4. ALLOWS WOMEN TO GO TOPLESS
We cannot make a list of unknown facts about New York without mentioning that the state allows women to go topless in public areas. This liberty has been around for the residents and visitors of New York since 1992. As a woman, you can walk down the streets of this great state topless without the fear of being stopped by authorities for indecent exposure. There are even Topless Day parades in which you can participate when in this great state.
5. HOME TO SEVERAL PRESIDENTS
New York has been called home by several US presidents. Seven presidents, including Donald Trump, have lived in New York. Others are;
6. NO WALMART STORE IN NEW YORK CITY
New York City does not have a single Walmart. There are several reasons for this. One of the reason is that New York has very high prices for rental properties. This makes it hard for Walmart to run a profitable store in NYC because it requires a huge space to hold all its products and also for parking. Additionally, the demographics of New York City are not favorable to Walmart.
7. GREATER NEW YORK
Another of the little-known facts about New York is that in 1898, Brooklyn, Queens, the Bronx, Staten Island, and Manhattan joined to form the current-day state of New York. This doubled the population of New York and expanded its territory by six times.

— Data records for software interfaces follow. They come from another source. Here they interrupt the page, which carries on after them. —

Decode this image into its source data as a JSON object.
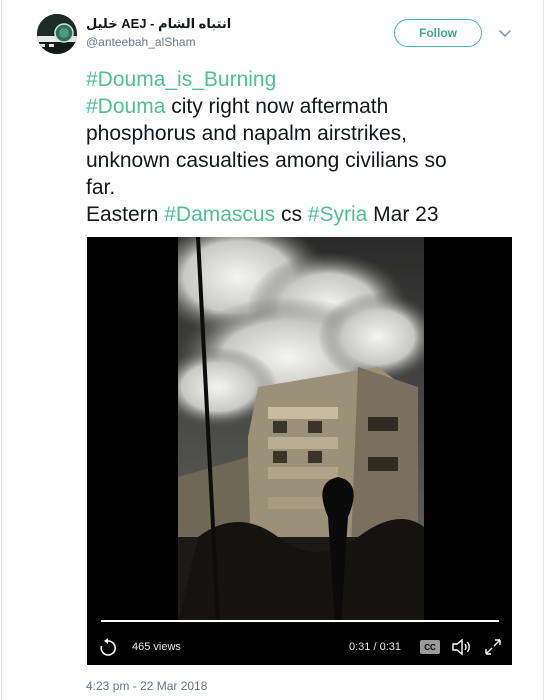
{
  "author": {
    "display_name": "خليل AEJ - انتباه الشام",
    "handle": "@anteebah_alSham"
  },
  "follow_label": "Follow",
  "tweet": {
    "line1_tag": "#Douma_is_Burning",
    "line2_tag": "#Douma",
    "line2_text": " city right now aftermath",
    "line3_text": "phosphorus and napalm airstrikes,",
    "line4_text": "unknown casualties among civilians so",
    "line5_text": "far.",
    "line6_pre": "Eastern ",
    "line6_tag1": "#Damascus",
    "line6_mid": " cs ",
    "line6_tag2": "#Syria",
    "line6_post": " Mar 23"
  },
  "video": {
    "views": "465 views",
    "time": "0:31 / 0:31",
    "cc_label": "CC",
    "progress": 1.0
  },
  "timestamp": "4:23 pm - 22 Mar 2018",
  "colors": {
    "hashtag": "#4fbf94",
    "follow_border": "#4ab5a5",
    "secondary_text": "#657786"
  },
  "icons": [
    "caret-down-icon",
    "replay-icon",
    "cc-icon",
    "volume-icon",
    "fullscreen-icon"
  ]
}
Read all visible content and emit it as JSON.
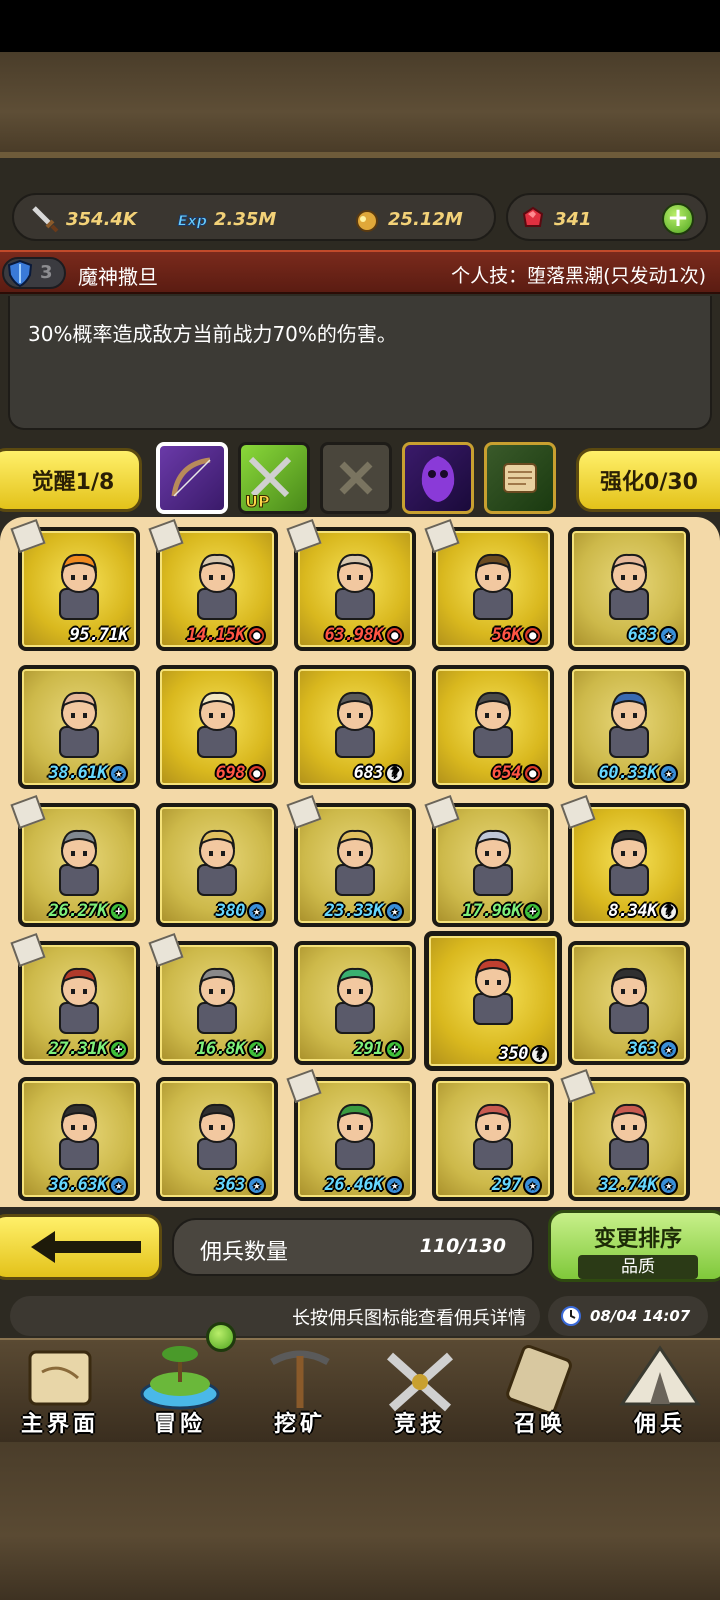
{
  "resources": {
    "attack": "354.4K",
    "exp": "2.35M",
    "gold": "25.12M",
    "gems": "341"
  },
  "skill": {
    "level": "3",
    "name": "魔神撒旦",
    "type": "个人技：堕落黑潮(只发动1次)",
    "description": "30%概率造成敌方当前战力70%的伤害。"
  },
  "tabs": {
    "awaken": "觉醒1/8",
    "enhance": "强化0/30",
    "icons": [
      "bow-icon",
      "upgrade-up-icon",
      "empty-slot-icon",
      "dark-spirit-icon",
      "scroll-icon"
    ],
    "up_label": "UP"
  },
  "mercenaries": [
    {
      "power": "95.71K",
      "color": "white",
      "badge": "",
      "note": true,
      "hair": "#f08a20"
    },
    {
      "power": "14.15K",
      "color": "red",
      "badge": "red",
      "note": true,
      "hair": "#d8c8b0"
    },
    {
      "power": "63.98K",
      "color": "red",
      "badge": "red",
      "note": true,
      "hair": "#d8c8b0"
    },
    {
      "power": "56K",
      "color": "red",
      "badge": "red",
      "note": true,
      "hair": "#6a4a20"
    },
    {
      "power": "683",
      "color": "blue",
      "badge": "blue",
      "note": false,
      "hair": "#e6b89a"
    },
    {
      "power": "38.61K",
      "color": "blue",
      "badge": "blue",
      "note": false,
      "hair": "#e6b89a"
    },
    {
      "power": "698",
      "color": "red",
      "badge": "red",
      "note": false,
      "hair": "#f2e6c0"
    },
    {
      "power": "683",
      "color": "white",
      "badge": "white",
      "note": false,
      "hair": "#5a5a5a"
    },
    {
      "power": "654",
      "color": "red",
      "badge": "red",
      "note": false,
      "hair": "#4a4a4a"
    },
    {
      "power": "60.33K",
      "color": "blue",
      "badge": "blue",
      "note": false,
      "hair": "#3a6ab0"
    },
    {
      "power": "26.27K",
      "color": "green",
      "badge": "green",
      "note": true,
      "hair": "#808890"
    },
    {
      "power": "380",
      "color": "blue",
      "badge": "blue",
      "note": false,
      "hair": "#e0c060"
    },
    {
      "power": "23.33K",
      "color": "blue",
      "badge": "blue",
      "note": true,
      "hair": "#e0c060"
    },
    {
      "power": "17.96K",
      "color": "green",
      "badge": "green",
      "note": true,
      "hair": "#c0c8d8"
    },
    {
      "power": "8.34K",
      "color": "white",
      "badge": "white",
      "note": true,
      "hair": "#303030"
    },
    {
      "power": "27.31K",
      "color": "green",
      "badge": "green",
      "note": true,
      "hair": "#b03a2a"
    },
    {
      "power": "16.8K",
      "color": "green",
      "badge": "green",
      "note": true,
      "hair": "#8a8a8a"
    },
    {
      "power": "291",
      "color": "green",
      "badge": "green",
      "note": false,
      "hair": "#3ab070"
    },
    {
      "power": "350",
      "color": "white",
      "badge": "white",
      "note": false,
      "hair": "#c04030",
      "big": true
    },
    {
      "power": "363",
      "color": "blue",
      "badge": "blue",
      "note": false,
      "hair": "#303030"
    },
    {
      "power": "36.63K",
      "color": "blue",
      "badge": "blue",
      "note": false,
      "hair": "#303030"
    },
    {
      "power": "363",
      "color": "blue",
      "badge": "blue",
      "note": false,
      "hair": "#303030"
    },
    {
      "power": "26.46K",
      "color": "blue",
      "badge": "blue",
      "note": true,
      "hair": "#3a9a40"
    },
    {
      "power": "297",
      "color": "blue",
      "badge": "blue",
      "note": false,
      "hair": "#c85a50"
    },
    {
      "power": "32.74K",
      "color": "blue",
      "badge": "blue",
      "note": true,
      "hair": "#c85a50"
    }
  ],
  "footer": {
    "count_label": "佣兵数量",
    "count_value": "110/130",
    "sort_title": "变更排序",
    "sort_sub": "品质",
    "hint": "长按佣兵图标能查看佣兵详情",
    "time": "08/04 14:07"
  },
  "nav": [
    {
      "label": "主界面",
      "icon": "map-scroll-icon"
    },
    {
      "label": "冒险",
      "icon": "island-icon"
    },
    {
      "label": "挖矿",
      "icon": "pickaxe-icon"
    },
    {
      "label": "竞技",
      "icon": "crossed-swords-icon"
    },
    {
      "label": "召唤",
      "icon": "summon-scroll-icon"
    },
    {
      "label": "佣兵",
      "icon": "tent-icon"
    }
  ]
}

8. NEW YORK CITY SUBWAY
In terms of stations, the New York City subway is one of the most connected public transit systems in the world—not to mention the oldest and most used. It offers a 24-hour transport service to the residents and visitors of New York. It has 472 stations that are spread across Brooklyn, Queens, the Bronx, and Manhattan forming an elaborate transport system.
9. RIVERS AND STREAMS
The state of New York has approximately 70,000 miles of rivers and streams. These waters are used for fishing and recreational activities.
10. NEW YORK STATE THRUWAY
Also known as Governor Thomas E. Dewey Thruway, this 641-mile transportation network is the longest toll road in the United States.
There are many interesting facts about New York, both known and not-so-known. The state has a rich culture and extensive history—both of which add to its grandeur. It is one of the greatest places on Earth causing it to be the subject of famous songs and the setting of famous movies. Everybody should visit New York at least once in their lifetime. There’s no other place like it!